Oil climbed the most in three years in New York on Thursday as data showed the U.S. economy grew more than previously estimated.
West Texas Intermediate futures rose as much as 9.6 percent, the biggest intraday gain since June 2012. U.S. gross domestic product grew at a 3.7 percent annualized rate in the second quarter, exceeding all estimates of economists surveyed by Bloomberg.
Oil had held below $40 this week as concern over slowing demand in China fueled volatility in global markets. Prices are down about 32 percent from this year’s closing peak in June on speculation that a world supply glut will be prolonged. OPEC members are sustaining output while U.S. stockpiles remain more than 90 million barrels above the five-year seasonal average.
“We’re getting whiplash moves,” said Matt Sallee, who helps manage $17.7 billion in oil-related assets at Tortoise Capital Advisors in Leawood, Kansas. “The shorts are skittish and whenever there’s any positive data they cover very quickly.”
West Texas Intermediate for October delivery climbed $3.47, or 9 percent, to $42.07 a barrel by late morning on the New York Mercantile Exchange. The contract touched $37.75 on Monday, the lowest level since February 2009. Prices have decreased 21 percent this year.
Brent for October settlement advanced $3.43, or 8 percent, to $46.57 a barrel on the London-based ICE Futures Europe exchange. The European benchmark crude traded at a $4.56 premium to WTI.
Crude’s gain triggered increases in shares of oil and gas producers. Chevron, the second-largest U.S. energy company, surged 5.3 percent to $76.965 around noon.
Last quarter’s GDP growth exceeded the 2.3 percent gain the Commerce Department reported last month. The report comes as Federal Reserve policy makers debate whether growth is strong enough to withstand the first increase in the benchmark interest rate since 2006.

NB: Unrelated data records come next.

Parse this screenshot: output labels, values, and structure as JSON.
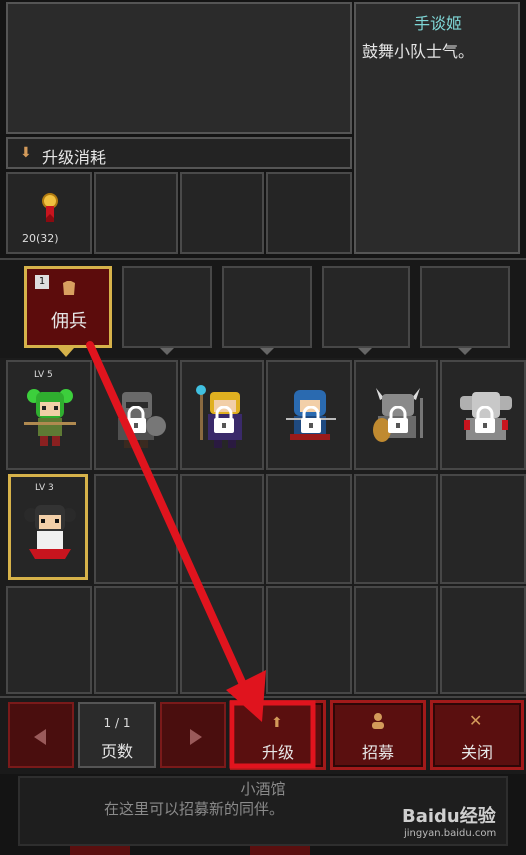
{
  "hero": {
    "name": "手谈姬",
    "desc": "鼓舞小队士气。"
  },
  "upgrade_cost": {
    "label": "升级消耗",
    "medal_count": "20(32)"
  },
  "category_tabs": [
    {
      "label": "佣兵",
      "badge": "1",
      "active": true
    }
  ],
  "units": [
    {
      "level": "LV 5",
      "locked": false
    },
    {
      "level": "",
      "locked": true
    },
    {
      "level": "",
      "locked": true
    },
    {
      "level": "",
      "locked": true
    },
    {
      "level": "",
      "locked": true
    },
    {
      "level": "",
      "locked": true
    },
    {
      "level": "LV 3",
      "locked": false
    }
  ],
  "pager": {
    "page": "1 / 1",
    "label": "页数"
  },
  "buttons": {
    "upgrade": "升级",
    "recruit": "招募",
    "close": "关闭"
  },
  "footer": {
    "title": "小酒馆",
    "desc": "在这里可以招募新的同伴。"
  },
  "watermark": {
    "brand": "Baidu经验",
    "url": "jingyan.baidu.com"
  },
  "colors": {
    "accent_red": "#c8141e",
    "gold_border": "#d6b24a",
    "hero_name": "#7fd6d6"
  }
}
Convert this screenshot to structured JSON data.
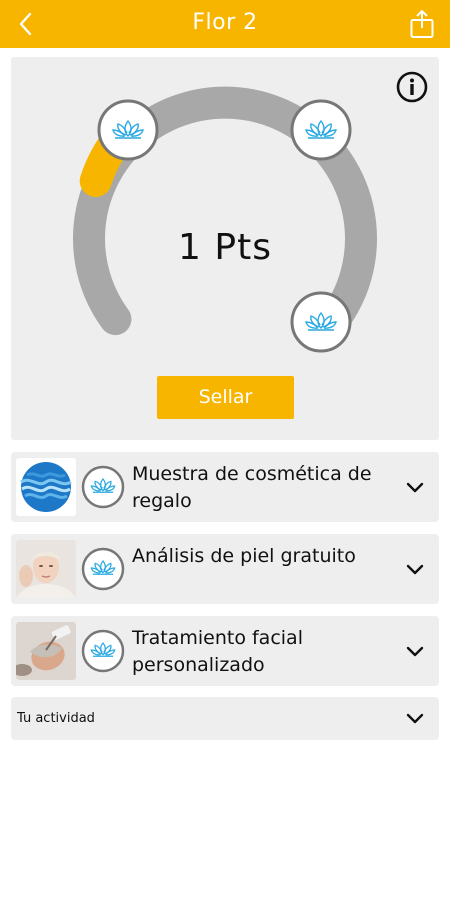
{
  "header": {
    "title": "Flor 2",
    "back_icon": "chevron-left-icon",
    "share_icon": "share-icon",
    "background_color": "#f7b500"
  },
  "stamp_card": {
    "points_label": "1 Pts",
    "points": 1,
    "progress_fraction": 0.1,
    "milestone_icon": "lotus-icon",
    "info_icon": "info-icon",
    "stamp_button_label": "Sellar",
    "track_color": "#a8a8a8",
    "progress_color": "#f7b500",
    "lotus_color": "#29a9e1"
  },
  "rewards": [
    {
      "label": "Muestra de cosmética de regalo",
      "thumbnail": "blue-waves-image",
      "badge_icon": "lotus-icon",
      "expand_icon": "chevron-down-icon"
    },
    {
      "label": "Análisis de piel gratuito",
      "thumbnail": "woman-skin-image",
      "badge_icon": "lotus-icon",
      "expand_icon": "chevron-down-icon"
    },
    {
      "label": "Tratamiento facial personalizado",
      "thumbnail": "facial-treatment-image",
      "badge_icon": "lotus-icon",
      "expand_icon": "chevron-down-icon"
    }
  ],
  "activity": {
    "label": "Tu actividad",
    "expand_icon": "chevron-down-icon"
  }
}
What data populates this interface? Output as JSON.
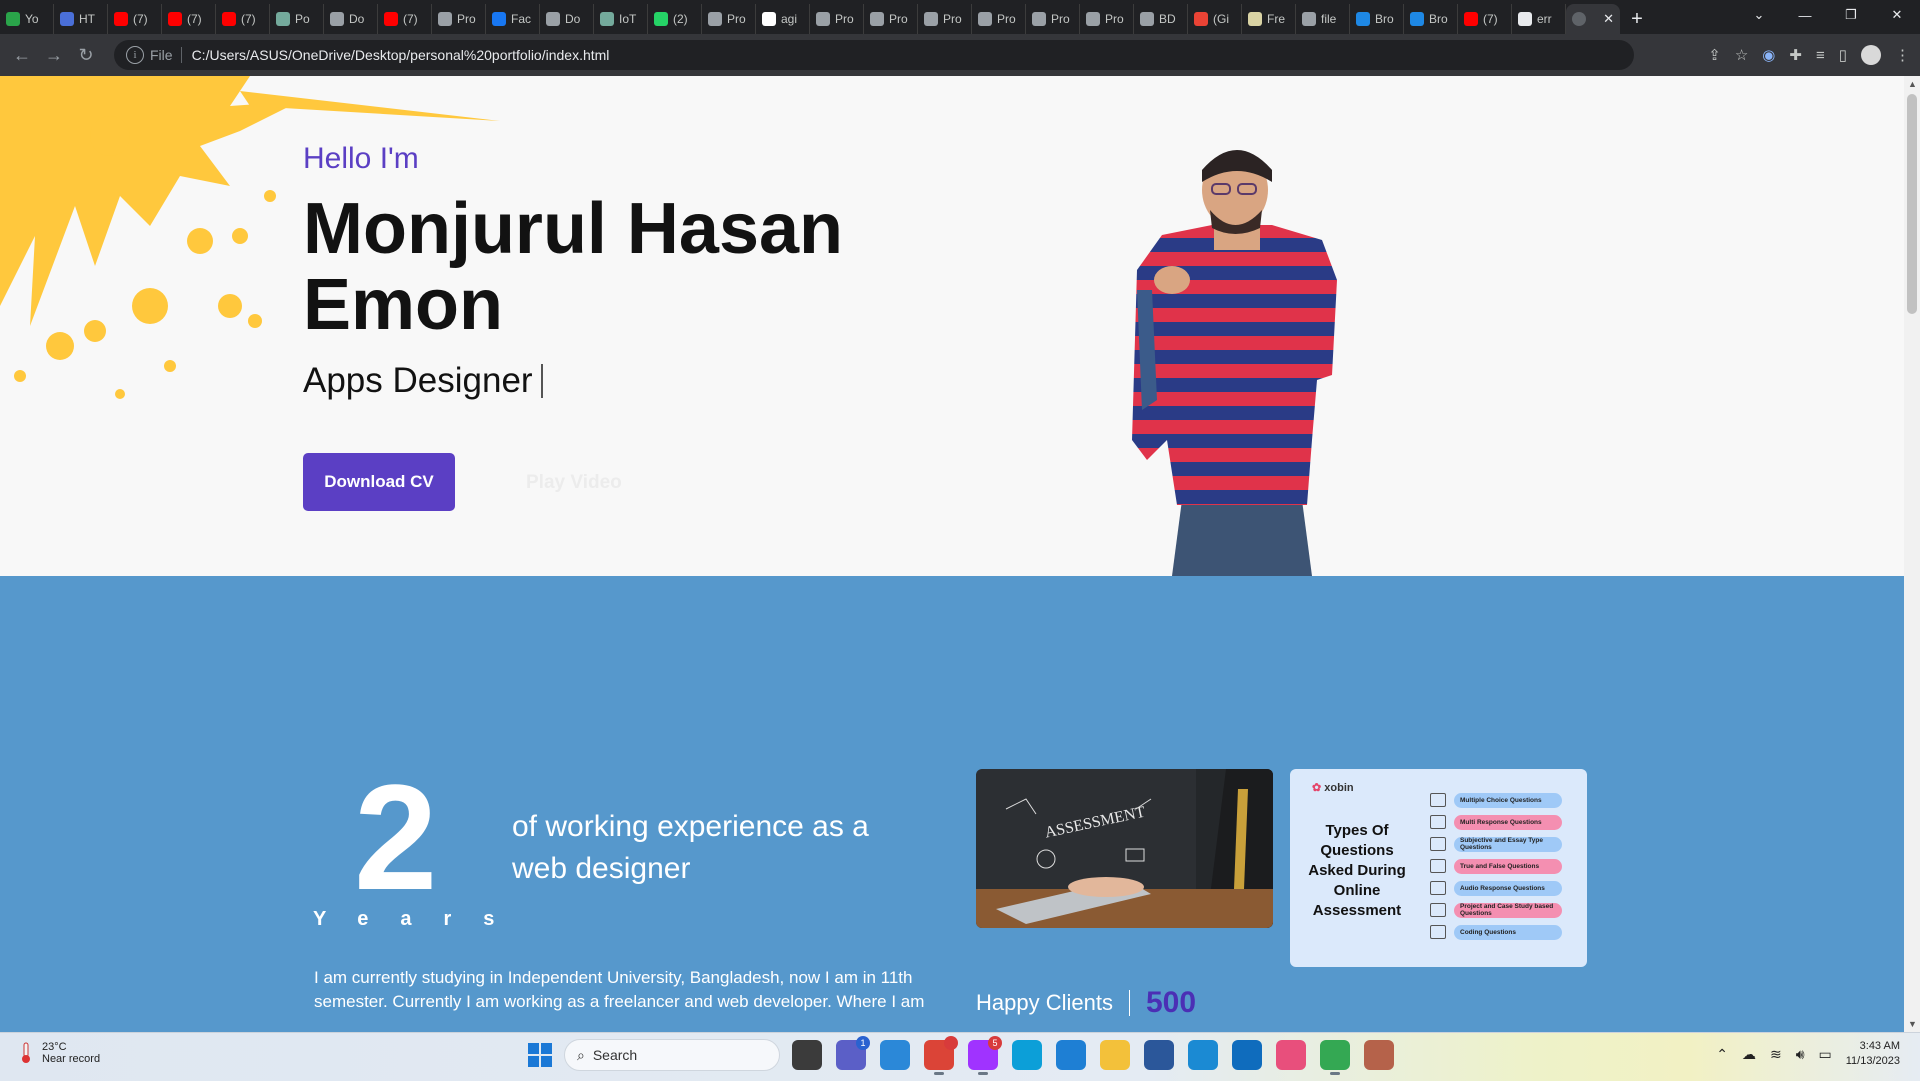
{
  "browser": {
    "tabs": [
      {
        "label": "Yo",
        "color": "#2aa44a"
      },
      {
        "label": "HT",
        "color": "#4a6fd8"
      },
      {
        "label": "(7)",
        "color": "#ff0000"
      },
      {
        "label": "(7)",
        "color": "#ff0000"
      },
      {
        "label": "(7)",
        "color": "#ff0000"
      },
      {
        "label": "Po",
        "color": "#74aa9c"
      },
      {
        "label": "Do",
        "color": "#9aa0a6"
      },
      {
        "label": "(7)",
        "color": "#ff0000"
      },
      {
        "label": "Pro",
        "color": "#9aa0a6"
      },
      {
        "label": "Fac",
        "color": "#1877f2"
      },
      {
        "label": "Do",
        "color": "#9aa0a6"
      },
      {
        "label": "IoT",
        "color": "#74aa9c"
      },
      {
        "label": "(2)",
        "color": "#25d366"
      },
      {
        "label": "Pro",
        "color": "#9aa0a6"
      },
      {
        "label": "agi",
        "color": "#ffffff"
      },
      {
        "label": "Pro",
        "color": "#9aa0a6"
      },
      {
        "label": "Pro",
        "color": "#9aa0a6"
      },
      {
        "label": "Pro",
        "color": "#9aa0a6"
      },
      {
        "label": "Pro",
        "color": "#9aa0a6"
      },
      {
        "label": "Pro",
        "color": "#9aa0a6"
      },
      {
        "label": "Pro",
        "color": "#9aa0a6"
      },
      {
        "label": "BD",
        "color": "#9aa0a6"
      },
      {
        "label": "(Gi",
        "color": "#ea4335"
      },
      {
        "label": "Fre",
        "color": "#d9d3a4"
      },
      {
        "label": "file",
        "color": "#9aa0a6"
      },
      {
        "label": "Bro",
        "color": "#1e88e5"
      },
      {
        "label": "Bro",
        "color": "#1e88e5"
      },
      {
        "label": "(7)",
        "color": "#ff0000"
      },
      {
        "label": "err",
        "color": "#e8eaed"
      }
    ],
    "active_tab": {
      "label": "",
      "close": "✕"
    },
    "new_tab": "+",
    "window_controls": [
      "⌄",
      "—",
      "❐",
      "✕"
    ],
    "nav": {
      "back": "←",
      "forward": "→",
      "reload": "↻"
    },
    "address": {
      "info_icon": "i",
      "scheme": "File",
      "url": "C:/Users/ASUS/OneDrive/Desktop/personal%20portfolio/index.html"
    },
    "toolbar_icons": [
      "share-icon",
      "star-icon",
      "extension-circle-icon",
      "puzzle-icon",
      "media-queue-icon",
      "side-panel-icon",
      "profile-avatar",
      "menu-dots-icon"
    ]
  },
  "hero": {
    "greeting": "Hello I'm",
    "name": "Monjurul Hasan Emon",
    "role": "Apps Designer",
    "download_cv": "Download CV",
    "play_video": "Play Video",
    "accent_color": "#5b3fc4",
    "splash_color": "#ffc83d"
  },
  "about": {
    "years_number": "2",
    "years_label": "Years",
    "experience_text": "of working experience as a web designer",
    "paragraph": "I am currently studying in Independent University, Bangladesh, now I am in 11th semester. Currently I am working as a freelancer and web developer. Where I am",
    "background_color": "#5698cc",
    "card1": {
      "caption": "ASSESSMENT"
    },
    "card2": {
      "brand": "xobin",
      "title": "Types Of Questions Asked During Online Assessment",
      "items": [
        {
          "label": "Multiple Choice Questions",
          "color": "#9fc9f7"
        },
        {
          "label": "Multi Response Questions",
          "color": "#f48fb1"
        },
        {
          "label": "Subjective and Essay Type Questions",
          "color": "#9fc9f7"
        },
        {
          "label": "True and False Questions",
          "color": "#f48fb1"
        },
        {
          "label": "Audio Response Questions",
          "color": "#9fc9f7"
        },
        {
          "label": "Project and Case Study based Questions",
          "color": "#f48fb1"
        },
        {
          "label": "Coding Questions",
          "color": "#9fc9f7"
        }
      ]
    },
    "happy_clients_label": "Happy Clients",
    "happy_clients_count": "500"
  },
  "taskbar": {
    "weather_temp": "23°C",
    "weather_desc": "Near record",
    "search_placeholder": "Search",
    "apps": [
      {
        "name": "file-manager-icon",
        "color": "#3b3b3b",
        "running": false
      },
      {
        "name": "teams-chat-icon",
        "color": "#5b5fc7",
        "running": false,
        "badge": "1",
        "badge_style": "blue"
      },
      {
        "name": "screen-icon",
        "color": "#2b88d8",
        "running": false
      },
      {
        "name": "chrome-icon",
        "color": "#db4437",
        "running": true,
        "badge": "",
        "badge_style": "red"
      },
      {
        "name": "messenger-icon",
        "color": "#a033ff",
        "running": true,
        "badge": "5",
        "badge_style": "red"
      },
      {
        "name": "edge-icon",
        "color": "#0c9fd8",
        "running": false
      },
      {
        "name": "photos-icon",
        "color": "#1e7fd4",
        "running": false
      },
      {
        "name": "folder-icon",
        "color": "#f3c13a",
        "running": false
      },
      {
        "name": "word-icon",
        "color": "#2b579a",
        "running": false
      },
      {
        "name": "vscode-icon",
        "color": "#1b8ad3",
        "running": false
      },
      {
        "name": "mail-icon",
        "color": "#0f6cbd",
        "running": false
      },
      {
        "name": "kite-icon",
        "color": "#e84f7c",
        "running": false
      },
      {
        "name": "chrome-profile-icon",
        "color": "#34a853",
        "running": true
      },
      {
        "name": "archive-icon",
        "color": "#b5624a",
        "running": false
      }
    ],
    "tray": [
      "chevron-up-icon",
      "onedrive-icon",
      "wifi-icon",
      "volume-icon",
      "battery-icon"
    ],
    "time": "3:43 AM",
    "date": "11/13/2023"
  }
}
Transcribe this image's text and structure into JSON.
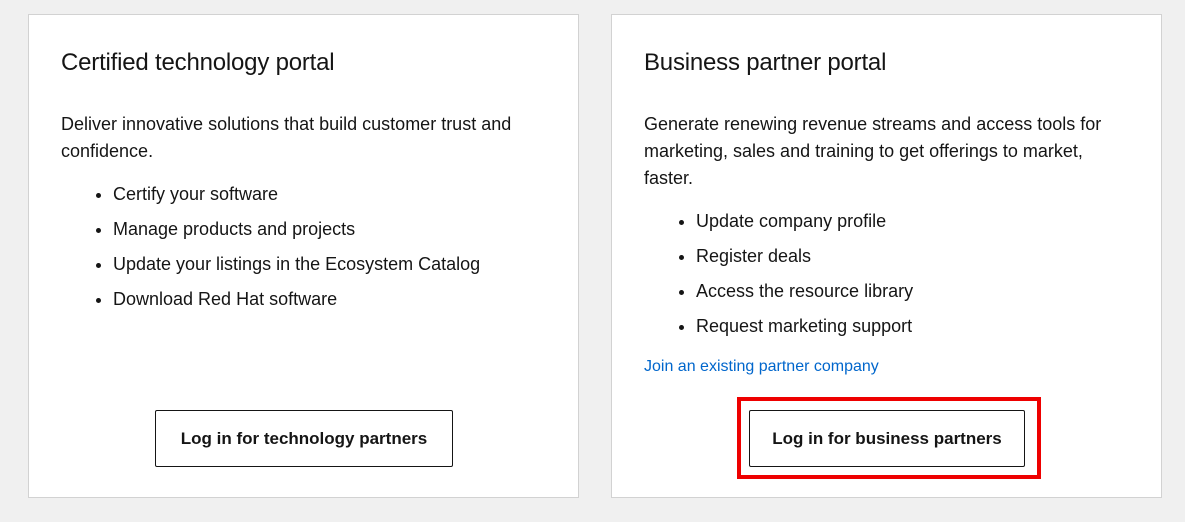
{
  "tech_card": {
    "title": "Certified technology portal",
    "description": "Deliver innovative solutions that build customer trust and confidence.",
    "items": [
      "Certify your software",
      "Manage products and projects",
      "Update your listings in the Ecosystem Catalog",
      "Download Red Hat software"
    ],
    "button_label": "Log in for technology partners"
  },
  "biz_card": {
    "title": "Business partner portal",
    "description": "Generate renewing revenue streams and access tools for marketing, sales and training to get offerings to market, faster.",
    "items": [
      "Update company profile",
      "Register deals",
      "Access the resource library",
      "Request marketing support"
    ],
    "join_link": "Join an existing partner company",
    "button_label": "Log in for business partners"
  },
  "colors": {
    "link": "#0066cc",
    "highlight": "#ee0000",
    "background": "#f0f0f0"
  }
}
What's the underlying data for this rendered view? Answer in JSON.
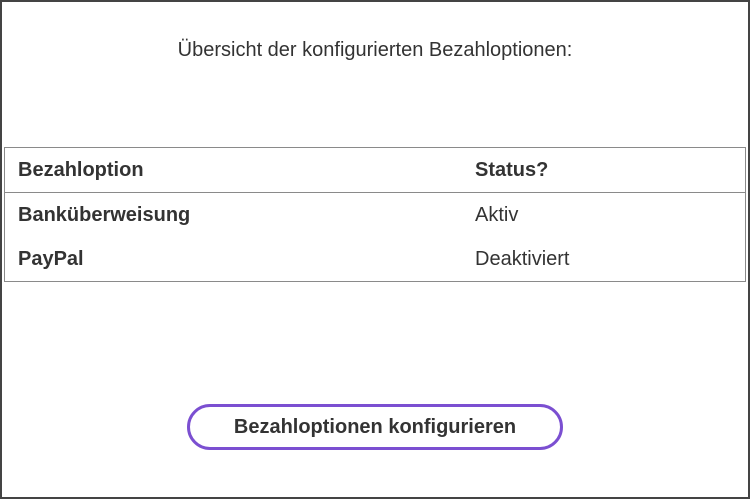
{
  "intro": {
    "text": "Übersicht der konfigurierten Bezahloptionen:"
  },
  "table": {
    "headers": {
      "option": "Bezahloption",
      "status": "Status?"
    },
    "rows": [
      {
        "option": "Banküberweisung",
        "status": "Aktiv"
      },
      {
        "option": "PayPal",
        "status": "Deaktiviert"
      }
    ]
  },
  "actions": {
    "configure_label": "Bezahloptionen konfigurieren"
  },
  "colors": {
    "accent": "#7b4fd1",
    "text": "#333333",
    "border": "#8a8a8a",
    "frame": "#444444"
  }
}
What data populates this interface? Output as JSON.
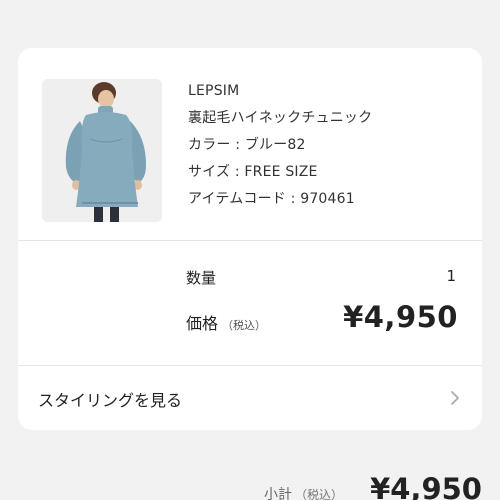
{
  "product": {
    "brand": "LEPSIM",
    "name": "裏起毛ハイネックチュニック",
    "color": "カラー : ブルー82",
    "size": "サイズ : FREE SIZE",
    "item_code": "アイテムコード : 970461"
  },
  "order": {
    "quantity_label": "数量",
    "quantity_value": "1",
    "price_label": "価格",
    "price_tax_note": "（税込）",
    "price_value": "¥4,950"
  },
  "styling": {
    "link_label": "スタイリングを見る"
  },
  "summary": {
    "subtotal_label": "小計",
    "subtotal_tax_note": "（税込）",
    "subtotal_value": "¥4,950"
  },
  "colors": {
    "background": "#f2f2f2",
    "card": "#ffffff",
    "text": "#222222",
    "product_blue": "#7fa6b8"
  }
}
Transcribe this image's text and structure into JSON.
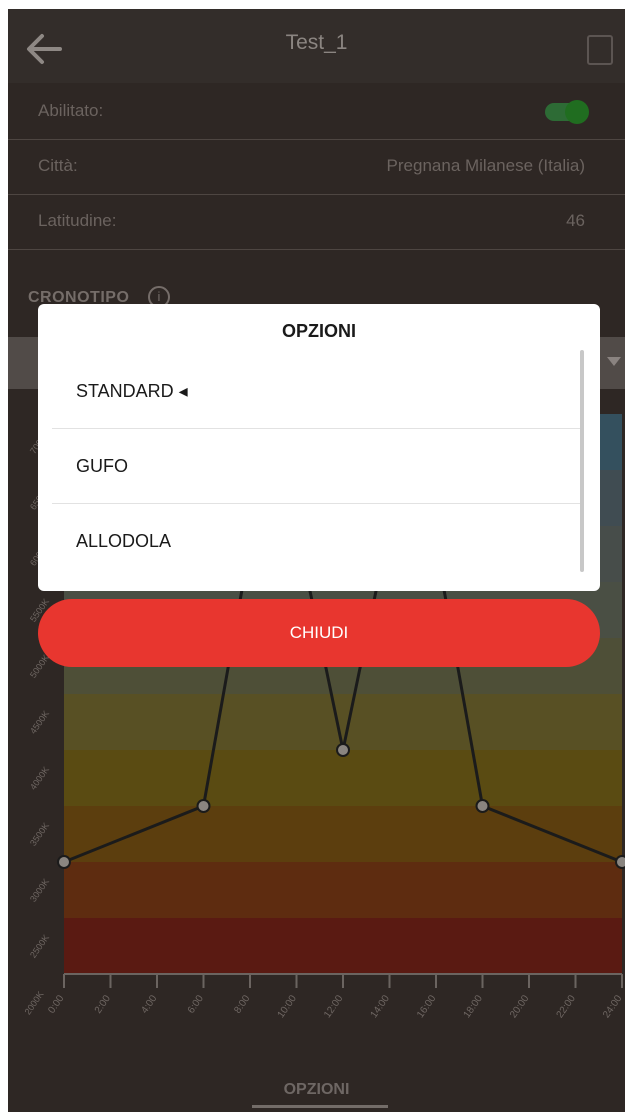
{
  "header": {
    "title": "Test_1"
  },
  "settings": [
    {
      "label": "Abilitato:",
      "value": ""
    },
    {
      "label": "Città:",
      "value": "Pregnana Milanese (Italia)"
    },
    {
      "label": "Latitudine:",
      "value": "46"
    }
  ],
  "section": {
    "label": "CRONOTIPO"
  },
  "chart_data": {
    "type": "line",
    "title": "",
    "xlabel": "",
    "ylabel": "",
    "x": [
      "0:00",
      "2:00",
      "4:00",
      "6:00",
      "8:00",
      "10:00",
      "12:00",
      "14:00",
      "16:00",
      "18:00",
      "20:00",
      "22:00",
      "24:00"
    ],
    "y_ticks": [
      "2500K",
      "3000K",
      "3500K",
      "4000K",
      "4500K",
      "5000K",
      "5500K",
      "6000K",
      "6500K",
      "7000K"
    ],
    "first_tick": "2000K",
    "series": [
      {
        "points": [
          [
            0,
            3000
          ],
          [
            6,
            3500
          ],
          [
            12,
            4000
          ],
          [
            18,
            3500
          ],
          [
            24,
            3000
          ]
        ]
      }
    ],
    "ylim": [
      2000,
      7000
    ]
  },
  "dialog": {
    "title": "OPZIONI",
    "options": [
      "STANDARD ◂",
      "GUFO",
      "ALLODOLA"
    ],
    "close_label": "CHIUDI"
  },
  "bottom_tab": {
    "label": "OPZIONI"
  }
}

Shell declared force majeure on Bonny Light after the closing of two pipelines in Nigeria. The producer said it was repairing the lines.
U.S. crude stockpiles fell 5.45 million barrels to 450.8 million last week, the Energy Information Administration reported Wednesday. Stockpiles at Cushing, Oklahoma, the nation’s biggest oil-storage hub and the delivery point for WTI futures, expanded for a second week to 57.7 million barrels.
“The market has fallen very quickly,” said Michael Hiley, head of over-the-counter energy trading at New York-based LPS Partners. “You run out of sellers, and the market goes back up. Fundamentals just don’t change that fast in commodities.”
With assistance from Grant Smith in London and Moming Zhou in New York.